It was seven years ago that June Conrad's son gave her a good-bye kiss, then turned to walk out the door.
She never saw him again.
"He was very upset. He said, 'Mom, I have to go,'" she recalled. "We begged him to stay. I watched him walk across the court and down the street. That was the last that I ever saw him."
Her tearful testimony opened the long-awaited retrial Wednesday of a man accused of murdering John E. Conrad, 31, of Schaumburg in late October 2000.
Prosecutors allege Luigi P. Adamo killed Conrad with a tire iron in a northwest DuPage County forest preserve, robbed him of $8, and later bragged about the crime.
His first trial ended May 30 when DuPage Circuit Judge George Bakalis was forced to declare a hung jury after the foreman said further deliberations would be futile.
The panel deliberated 27 hours during three days. Adamo, 26, formerly of Wayne, did not testify. He maintains his innocence.
Prosecutor David Bayer told a new jury Tuesday that witnesses, physical evidence and the defendant's own statements prove his guilt beyond a reasonable doubt.
A couple walking through Pratt's Wayne Woods, off Munger Road, near Bartlett, discovered the brutalized remains Oct. 28, 2000.

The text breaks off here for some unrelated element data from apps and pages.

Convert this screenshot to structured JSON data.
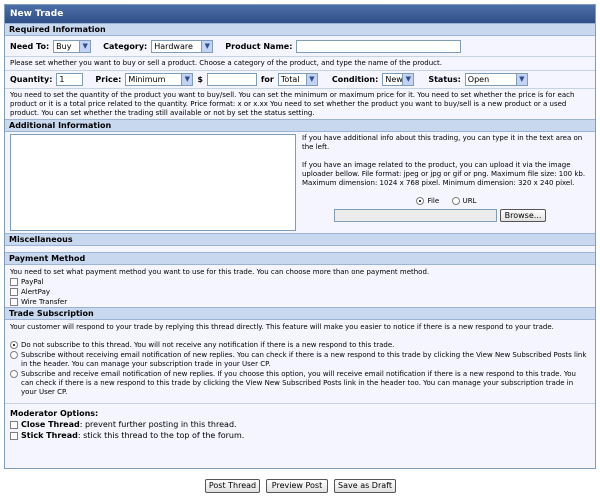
{
  "window": {
    "title": "New Trade"
  },
  "required": {
    "heading": "Required Information",
    "need_to_label": "Need To:",
    "need_to_value": "Buy",
    "category_label": "Category:",
    "category_value": "Hardware",
    "product_name_label": "Product Name:",
    "product_name_value": "",
    "help1": "Please set whether you want to buy or sell a product. Choose a category of the product, and type the name of the product.",
    "quantity_label": "Quantity:",
    "quantity_value": "1",
    "price_label": "Price:",
    "price_type_value": "Minimum",
    "currency": "$",
    "price_value": "",
    "for_label": "for",
    "for_value": "Total",
    "condition_label": "Condition:",
    "condition_value": "New",
    "status_label": "Status:",
    "status_value": "Open",
    "help2": "You need to set the quantity of the product you want to buy/sell. You can set the minimum or maximum price for it. You need to set whether the price is for each product or it is a total price related to the quantity. Price format: x or x.xx You need to set whether the product you want to buy/sell is a new product or a used product. You can set whether the trading still available or not by set the status setting."
  },
  "additional": {
    "heading": "Additional Information",
    "text_value": "",
    "info1": "If you have additional info about this trading, you can type it in the text area on the left.",
    "info2": "If you have an image related to the product, you can upload it via the image uploader bellow. File format: jpeg or jpg or gif or png. Maximum file size: 100 kb. Maximum dimension: 1024 x 768 pixel. Minimum dimension: 320 x 240 pixel.",
    "file_option": "File",
    "url_option": "URL",
    "file_value": "",
    "browse_label": "Browse..."
  },
  "misc": {
    "heading": "Miscellaneous"
  },
  "payment": {
    "heading": "Payment Method",
    "help": "You need to set what payment method you want to use for this trade. You can choose more than one payment method.",
    "options": [
      "PayPal",
      "AlertPay",
      "Wire Transfer"
    ]
  },
  "subscription": {
    "heading": "Trade Subscription",
    "help": "Your customer will respond to your trade by replying this thread directly. This feature will make you easier to notice if there is a new respond to your trade.",
    "opt1": "Do not subscribe to this thread. You will not receive any notification if there is a new respond to this trade.",
    "opt2": "Subscribe without receiving email notification of new replies. You can check if there is a new respond to this trade by clicking the View New Subscribed Posts link in the header. You can manage your subscription trade in your User CP.",
    "opt3": "Subscribe and receive email notification of new replies. If you choose this option, you will receive email notification if there is a new respond to this trade. You can check if there is a new respond to this trade by clicking the View New Subscribed Posts link in the header too. You can manage your subscription trade in your User CP."
  },
  "moderator": {
    "heading": "Moderator Options:",
    "close_label": "Close Thread",
    "close_desc": ": prevent further posting in this thread.",
    "stick_label": "Stick Thread",
    "stick_desc": ": stick this thread to the top of the forum."
  },
  "actions": {
    "post": "Post Thread",
    "preview": "Preview Post",
    "draft": "Save as Draft"
  },
  "colors": {
    "title_bar": "#2f4f89",
    "section_head": "#c8d8ef",
    "panel": "#f5f5ff",
    "border": "#7f9db9"
  }
}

"No one deserves to die the way John Conrad died," Bayer said during his opening statement. "He was lured into the woods, repeatedly struck over the head and about his face with a heavy metal tire iron until his life expired."
The murder remained unsolved for three years until a co-defendant's ex-girlfriend convinced him July 17, 2003, to go to police. Jason S. Reardon, 24, was charged with murder, too. But, in a plea deal, he is serving a 19-year prison term for a lesser charge of armed robbery.
Reardon secretly recorded phone calls with Adamo. Bayer said Adamo did not confess, but he made incriminating statements, such as when he said if police had evidence, they both would be arrested already.
Both Reardon and his ex-girlfriend, Sarah Haggard, will testify as early as today against Adamo, just as they did in the first trial last spring.
Prosecutors allege Conrad approached Adamo, Reardon and a third friend, Eric Ewing, in late October 2000 outside a Carol Stream restaurant and asked for a ride. Bayer said the trio dropped off Conrad, a longtime alcoholic, in Addison to buy drugs.
Prosecutors said both Reardon and Ewing will again testify that Adamo later lured Conrad back into the car to mess with him. Reardon told the first jury that he watched Adamo beat Conrad with the tire iron after Ewing dropped them at the forest preserve.
The defense team painted Haggard, Reardon and Ewing as liars and noted their inconsistencies. They criticized the police probe and questioned why all the evidence wasn't tested for forensics.
The defense points to another man as the likely killer. He is a former friend of Conrad's who was convicted of using the slain man's Public Aid card to buy groceries at a store within one mile of where the body was found. The defense also argues Conrad was killed days earlier than the prosecution version.
"This case is replete with reasonable doubt," defense attorney Richard Beuke said in urging an acquittal.
Prosecutors lack a murder weapon or a concrete confession. Adamo's fingerprints, though, were found on the spare tire in Ewing's trunk, and the tire iron was missing.
The trial continues today. It is expected to last several weeks. Adamo is free on a $500,000 bond.